And I don’t mean in that banal, Fast and the Furious ‘Don’t take it too seriously’ kind of vain, as a wonderful excuse to prep up a boring ass film you’ve seen a million times before. I mean the pure, adrenaline-soaked insanity that comes out of real, honest-to-goodness creativity and effort?
Thankfully it’s making a comeback. Guardians of the Galaxy had it, and Fury Road has it in buckets full.
The Mad Max movies kind of follows a similar formula passed the first one. Our titular apathetic anti-hero (this time ‘round being played by Tom Hardy) gets dragged into a conflict he wants no part of, only to be forced to help them partly through his own interests.
In this instalment, he’s kidnapped by a cultish tribe called the War Boys to be used as a blood donor for one of their members, Nux (Nicholas Hoult). After this cult, and their patriarchal leader Immorten Joe (Hugh Keays-Byrne) is betrayed by one of his lieutenants Furiosa (Charlize Theron), Max manages to get free and is forced to help her transport Joe’s five wives to her home, which she believes will lead to their salvation.

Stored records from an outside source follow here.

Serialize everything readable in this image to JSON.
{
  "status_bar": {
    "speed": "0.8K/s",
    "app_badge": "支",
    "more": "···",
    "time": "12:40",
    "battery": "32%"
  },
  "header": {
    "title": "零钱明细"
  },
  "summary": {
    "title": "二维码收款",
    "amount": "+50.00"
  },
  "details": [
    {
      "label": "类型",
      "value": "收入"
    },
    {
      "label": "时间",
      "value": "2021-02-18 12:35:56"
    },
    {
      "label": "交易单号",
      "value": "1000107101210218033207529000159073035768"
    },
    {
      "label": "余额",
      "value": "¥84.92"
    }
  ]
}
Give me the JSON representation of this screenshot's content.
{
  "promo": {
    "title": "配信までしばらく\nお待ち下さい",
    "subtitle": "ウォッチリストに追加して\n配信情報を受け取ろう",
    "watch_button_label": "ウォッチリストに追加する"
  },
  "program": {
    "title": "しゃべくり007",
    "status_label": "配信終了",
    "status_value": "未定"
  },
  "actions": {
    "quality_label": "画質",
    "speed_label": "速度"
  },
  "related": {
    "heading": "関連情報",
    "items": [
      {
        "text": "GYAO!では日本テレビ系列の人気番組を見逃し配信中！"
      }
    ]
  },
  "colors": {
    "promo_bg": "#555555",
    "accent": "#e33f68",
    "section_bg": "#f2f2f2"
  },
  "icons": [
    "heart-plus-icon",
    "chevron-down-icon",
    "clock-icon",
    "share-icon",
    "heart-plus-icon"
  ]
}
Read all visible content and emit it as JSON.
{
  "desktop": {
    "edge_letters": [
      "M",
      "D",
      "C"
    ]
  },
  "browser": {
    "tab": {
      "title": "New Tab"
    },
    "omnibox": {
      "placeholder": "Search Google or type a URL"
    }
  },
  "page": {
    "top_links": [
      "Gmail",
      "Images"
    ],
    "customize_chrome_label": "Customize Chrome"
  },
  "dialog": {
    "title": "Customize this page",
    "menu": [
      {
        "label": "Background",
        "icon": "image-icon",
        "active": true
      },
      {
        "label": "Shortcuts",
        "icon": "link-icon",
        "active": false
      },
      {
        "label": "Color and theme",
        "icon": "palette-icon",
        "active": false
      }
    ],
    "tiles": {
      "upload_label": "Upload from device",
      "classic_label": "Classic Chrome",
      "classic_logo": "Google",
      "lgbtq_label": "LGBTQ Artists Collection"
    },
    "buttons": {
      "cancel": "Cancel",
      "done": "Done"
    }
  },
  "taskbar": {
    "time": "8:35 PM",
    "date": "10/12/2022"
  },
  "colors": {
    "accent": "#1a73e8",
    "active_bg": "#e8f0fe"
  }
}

As with the previous movies, a lot of real life parallel is used to characterise the world of Fury Road. Not so much be some diatribe on the themes and subjects it brings up, but in order to create an insane dystopian future that has way more of a weight. This time around, there’s an emphasis on patriarchal control and a lack of natural resources. Furiosa’s quest to get her matriarchal home and away from the tyrannical Joe is pretty on-the-nose as to who is causing the ruination and pain, but the movie is smart enough not to focus too heavily on these elements.
What does it focus on? Fun, fun, and absolute maniacal fun. This movie is like one travelling rock show, combined with a permanent guitar solo. The action is masterclass, and having few digital effects really adds to the experience. This movie is an absolute thrill ride, led by the competent action stars of Hardy and Theron, who hit every beat they can, while also carrying the movie through what little plot there actually is.
If there’s any faults, I don’t think the flashbacks were really needed. They’re kind of cheesy, and while it’s good to see Max at a state of feral insanity, they’re not needed to characterise a pretty basic character. It’s Nux who gets the most completed arc that ties into the themes of the film, you don’t really need to deepen Max. That and sometimes the sound design isn’t too consistent. Sometimes you can hear the characters too clearly, sometimes you cannot hear them at all.
Despite all this, Mad Max: Fury Road is a clever, manic, and incredibly fun entry into the series well worth the 30 year wait. Believe the hype.